What do the following generic products have in common: biscuits, muesli bars, ice cream, detergent, soap and cosmetics? And anything fried?

Answer: they all probably contain 'vegetable' oil, the most likely source of which is the Palm.

Palm oil has a creamy texture and is low cost, so it is the oil-ingredient of choice for many processors.


Health benefits are claimed by some groups as a reason to consume palm oil. Environmental degradation is cited by others as a reason to avoid it.

And New Zealand has been caught up in the debate because the dairy industry imports approximately 2 million tonnes of Palm Kernel Expeller (PKE - the waste material left after the oil is extracted).

Environmental activist group Greenpeace has linked the use of PKE by dairy farmers to deforestation and biodiversity destruction.

However, a quick examination of the data reveals that the value of PKE is approximately 1 per cent of the Palm Oil industry, and New Zealand's share, even at retail prices paid by the farmer, is less than 0.5 per dairy cows aren't the driver.

A further factor to consider is that importers of PKE have pledged to use sustainable sources – hence the role of Wilmar and the certification schemes.

Discovering that Wilmar had been supplying some PKE from non-sustainable sources came as a shock to many.

While the developed world argues the pros and cons of palm oil, an important factor is often overlooked. Palm oil has been responsible for economic growth in developing countries.

Ryan Edwards, writing as a post doctorate Fellow at Stanford University last year, estimated that at least 1.3 million rural Indonesians were lifted from poverty during the 2000s exclusively due to the growth in the palm oil sector.


"The palm oil boom thus accounts for a sizeable share of the roughly ten million people lifted from poverty in this decade when national economic growth and poverty reduction slowed, and anti-poverty programs expanded rapidly," he wrote.

Economic growth in Bintulu, Malaysia, due to palm oil and fossil fuel extraction has allowed the building of hospitals, schools and universities. The focus on education is high, as is the development of housing to replace cardboard shantytowns.

Good news for these palm oil producing areas is that the demand is projected to increase.

FAO's Food Outlook, released in July this year, suggests that 'conspicuous growth in palm and rapeseed oil… are poised to outweigh a drop in global soy oil output'.

The challenge for rapeseed oil production is the banning of neonicotinoid insecticides in some areas of the world, which means that such pests as 'flea beetle' can't be controlled – so farmers simply aren't planting the crop.

This is likely to mean increased demand for palm oil. FAO indicates that Indonesia is the leader in expansion of the palm oil industry, followed at some distance by Malaysia.

The outlook also points out that "compared with last year, both countries face a slowdown in growth, mainly reflecting slower expansion in mature areas due to ongoing replanting efforts…"

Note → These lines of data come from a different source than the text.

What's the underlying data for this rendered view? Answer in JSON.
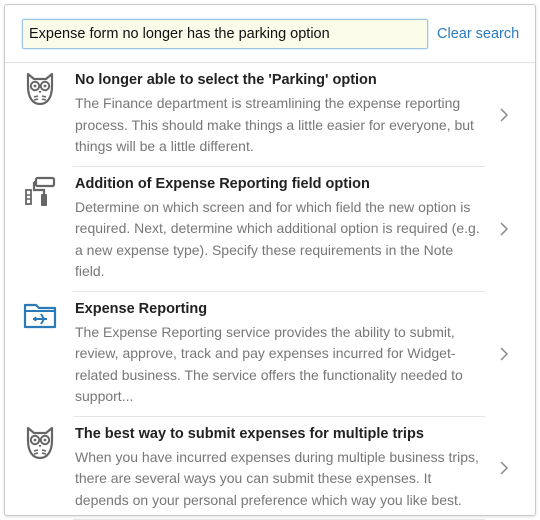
{
  "search": {
    "value": "Expense form no longer has the parking option",
    "clear_label": "Clear search"
  },
  "results": [
    {
      "icon": "owl-icon",
      "title": "No longer able to select the 'Parking' option",
      "description": "The Finance department is streamlining the expense reporting process. This should make things a little easier for everyone, but things will be a little different."
    },
    {
      "icon": "paint-roller-icon",
      "title": "Addition of Expense Reporting field option",
      "description": "Determine on which screen and for which field the new option is required. Next, determine which additional option is required (e.g. a new expense type). Specify these requirements in the Note field."
    },
    {
      "icon": "airplane-folder-icon",
      "title": "Expense Reporting",
      "description": "The Expense Reporting service provides the ability to submit, review, approve, track and pay expenses incurred for Widget-related business. The service offers the functionality needed to support..."
    },
    {
      "icon": "owl-icon",
      "title": "The best way to submit expenses for multiple trips",
      "description": "When you have incurred expenses during multiple business trips, there are several ways you can submit these expenses. It depends on your personal preference which way you like best."
    }
  ],
  "colors": {
    "link": "#2b7bbf",
    "icon_gray": "#666666",
    "icon_blue": "#2a7ab8",
    "input_bg": "#fbfbe9"
  }
}
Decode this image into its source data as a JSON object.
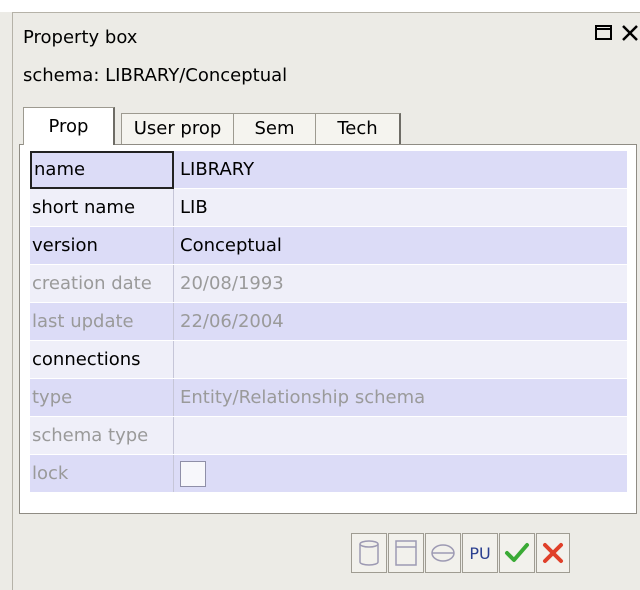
{
  "window": {
    "title": "Property box",
    "restore_icon": "restore-window-icon",
    "close_icon": "close-icon"
  },
  "schema_label": "schema: LIBRARY/Conceptual",
  "tabs": [
    {
      "label": "Prop",
      "active": true
    },
    {
      "label": "User prop",
      "active": false
    },
    {
      "label": "Sem",
      "active": false
    },
    {
      "label": "Tech",
      "active": false
    }
  ],
  "properties": [
    {
      "name": "name",
      "value": "LIBRARY",
      "enabled": true
    },
    {
      "name": "short name",
      "value": "LIB",
      "enabled": true
    },
    {
      "name": "version",
      "value": "Conceptual",
      "enabled": true
    },
    {
      "name": "creation date",
      "value": "20/08/1993",
      "enabled": false
    },
    {
      "name": "last update",
      "value": "22/06/2004",
      "enabled": false
    },
    {
      "name": "connections",
      "value": "",
      "enabled": true
    },
    {
      "name": "type",
      "value": "Entity/Relationship schema",
      "enabled": false
    },
    {
      "name": "schema type",
      "value": "",
      "enabled": false
    },
    {
      "name": "lock",
      "value": "",
      "enabled": false,
      "checkbox": true
    }
  ],
  "toolbar": {
    "pu_label": "PU",
    "icons": [
      "cylinder-icon",
      "table-icon",
      "disk-icon",
      "pu-button",
      "check-icon",
      "cross-icon"
    ]
  },
  "colors": {
    "row_shaded": "#dcdcf7",
    "row_light": "#efeff9",
    "check_green": "#3aaa35",
    "cross_red": "#e0402a"
  }
}
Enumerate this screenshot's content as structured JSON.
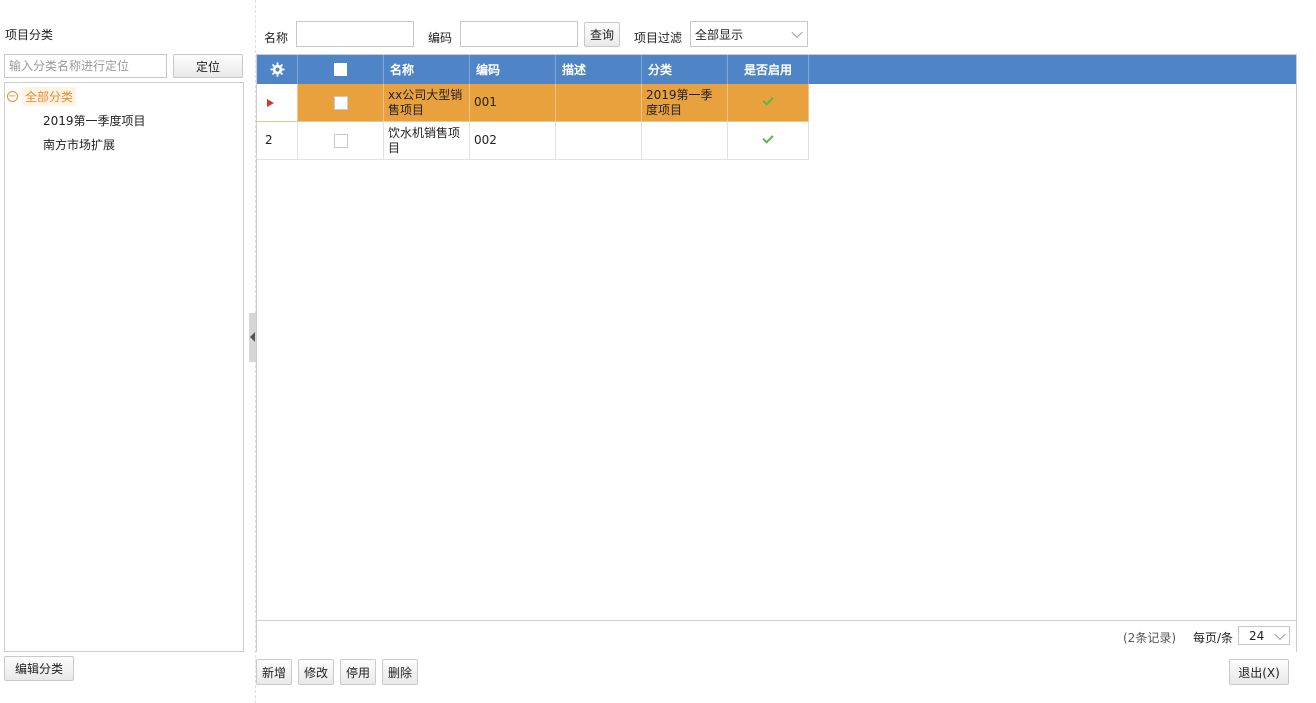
{
  "left": {
    "title": "项目分类",
    "search_placeholder": "输入分类名称进行定位",
    "locate_label": "定位",
    "tree": {
      "root": "全部分类",
      "children": [
        "2019第一季度项目",
        "南方市场扩展"
      ]
    },
    "edit_category_label": "编辑分类"
  },
  "filter": {
    "name_label": "名称",
    "name_value": "",
    "code_label": "编码",
    "code_value": "",
    "query_label": "查询",
    "project_filter_label": "项目过滤",
    "project_filter_value": "全部显示"
  },
  "grid": {
    "columns": [
      "名称",
      "编码",
      "描述",
      "分类",
      "是否启用"
    ],
    "rows": [
      {
        "indicator": "selected",
        "name": "xx公司大型销售项目",
        "code": "001",
        "desc": "",
        "category": "2019第一季度项目",
        "enabled": true
      },
      {
        "rownum": "2",
        "name": "饮水机销售项目",
        "code": "002",
        "desc": "",
        "category": "",
        "enabled": true
      }
    ]
  },
  "footer": {
    "records": "(2条记录)",
    "per_page_label": "每页/条",
    "per_page_value": "24"
  },
  "actions": {
    "add": "新增",
    "edit": "修改",
    "disable": "停用",
    "delete": "删除",
    "exit": "退出(X)"
  },
  "colors": {
    "header_bg": "#4f85c6",
    "selected_row": "#e8a13c",
    "tree_active": "#e58e2c",
    "check": "#55b94c"
  }
}
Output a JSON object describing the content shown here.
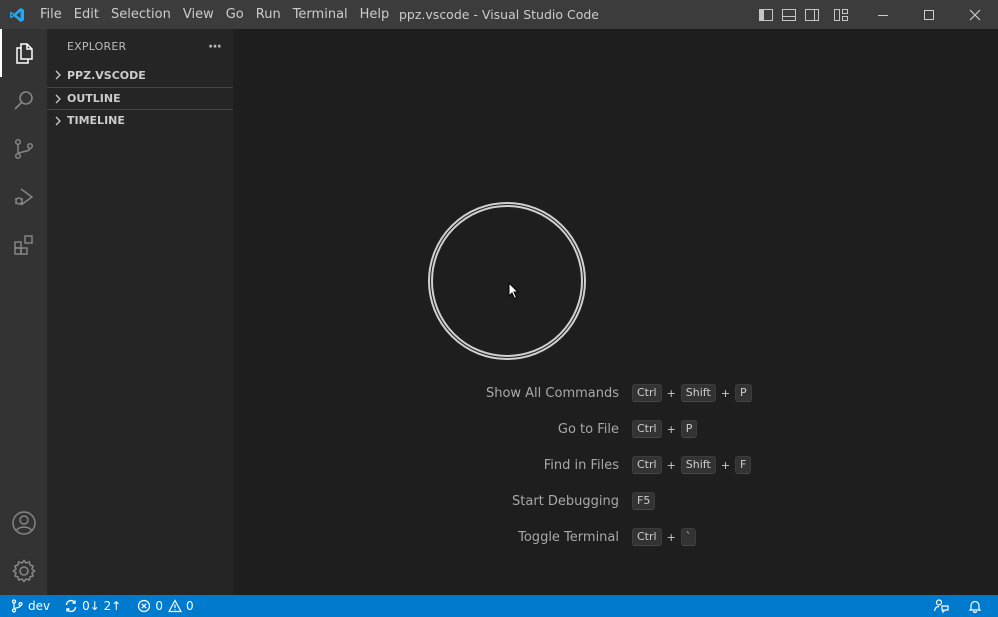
{
  "titlebar": {
    "menu": [
      "File",
      "Edit",
      "Selection",
      "View",
      "Go",
      "Run",
      "Terminal",
      "Help"
    ],
    "title": "ppz.vscode - Visual Studio Code"
  },
  "sidebar": {
    "header": "EXPLORER",
    "more": "···",
    "sections": [
      "PPZ.VSCODE",
      "OUTLINE",
      "TIMELINE"
    ]
  },
  "editor": {
    "shortcuts": [
      {
        "label": "Show All Commands",
        "keys": [
          "Ctrl",
          "Shift",
          "P"
        ]
      },
      {
        "label": "Go to File",
        "keys": [
          "Ctrl",
          "P"
        ]
      },
      {
        "label": "Find in Files",
        "keys": [
          "Ctrl",
          "Shift",
          "F"
        ]
      },
      {
        "label": "Start Debugging",
        "keys": [
          "F5"
        ]
      },
      {
        "label": "Toggle Terminal",
        "keys": [
          "Ctrl",
          "`"
        ]
      }
    ],
    "plus": "+"
  },
  "statusbar": {
    "branch": "dev",
    "sync": "0↓ 2↑",
    "errors": "0",
    "warnings": "0"
  },
  "colors": {
    "statusbar": "#007acc",
    "activitybar": "#333333",
    "sidebar": "#252526",
    "editor": "#1e1e1e",
    "titlebar": "#3c3c3c"
  }
}
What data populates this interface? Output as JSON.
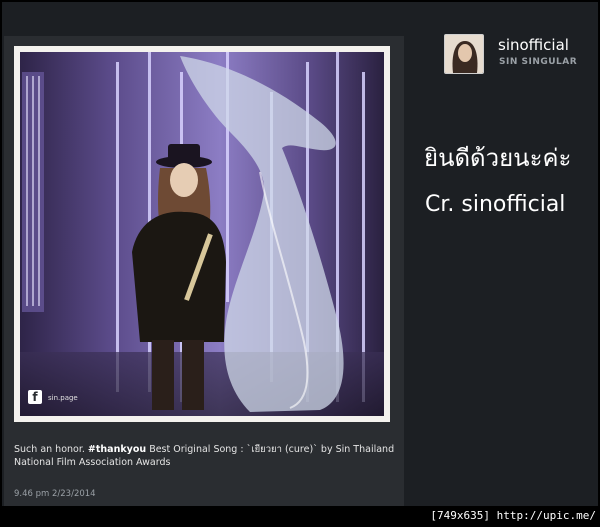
{
  "post": {
    "username": "sinofficial",
    "display_name": "SIN SINGULAR",
    "caption_hashtag": "#thankyou",
    "caption_prefix": "Such an honor. ",
    "caption_suffix": " Best Original Song : `เยียวยา (cure)` by Sin Thailand National Film Association Awards",
    "timestamp": "9.46 pm 2/23/2014",
    "photo_watermark": "sin.page",
    "photo_watermark_icon": "facebook-icon"
  },
  "overlay": {
    "line1": "ยินดีด้วยนะค่ะ",
    "line2": "Cr. sinofficial"
  },
  "footer": {
    "text": "[749x635] http://upic.me/"
  },
  "colors": {
    "background": "#000000",
    "panel": "#2a2d31",
    "side": "#1c1f23",
    "photo_border": "#f4f2ee",
    "muted_text": "#9aa0a6"
  }
}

The focus of the industry is not on deforestation to bring new land into production at the expense of tropical forests and the biodiverse species contained within them; it is on replanting of dedicated areas.

Assisting the palm oil plantations to achieve sustainable production systems should be the focus for the future.

This will almost certainly mean that the consumer must pay more for the product.

The value of the industry is not in the waste product (now termed a by-product because a use has been found for it in feeding animals), but in the products that people buy on a daily basis in the supermarket for food and cosmetics, without realising the implications behind the ubiquitous 'vegetable oil' description.

Calling for better labelling will increase price.

Calling for better sustainability certification schemes will increase price.

Making different choices in the supermarket will increase the bill to pay.

Avoiding palm oil altogether will reduce income in developing countries.

The decisions ahead are not easy to make but avoiding considering the impacts and those of the alternatives will result in unintended consequences.

As for the PKE – it assists with keeping animals well fed during untoward weather events when the grass doesn't grow. The alternative is that it goes to waste.

- Dr Jacqueline Rowarth has a PhD in soil science and has been analysing agri-environment interaction for several decades. She has a 5 per cent shareholding in a 56ha dairy farm in the Waikato.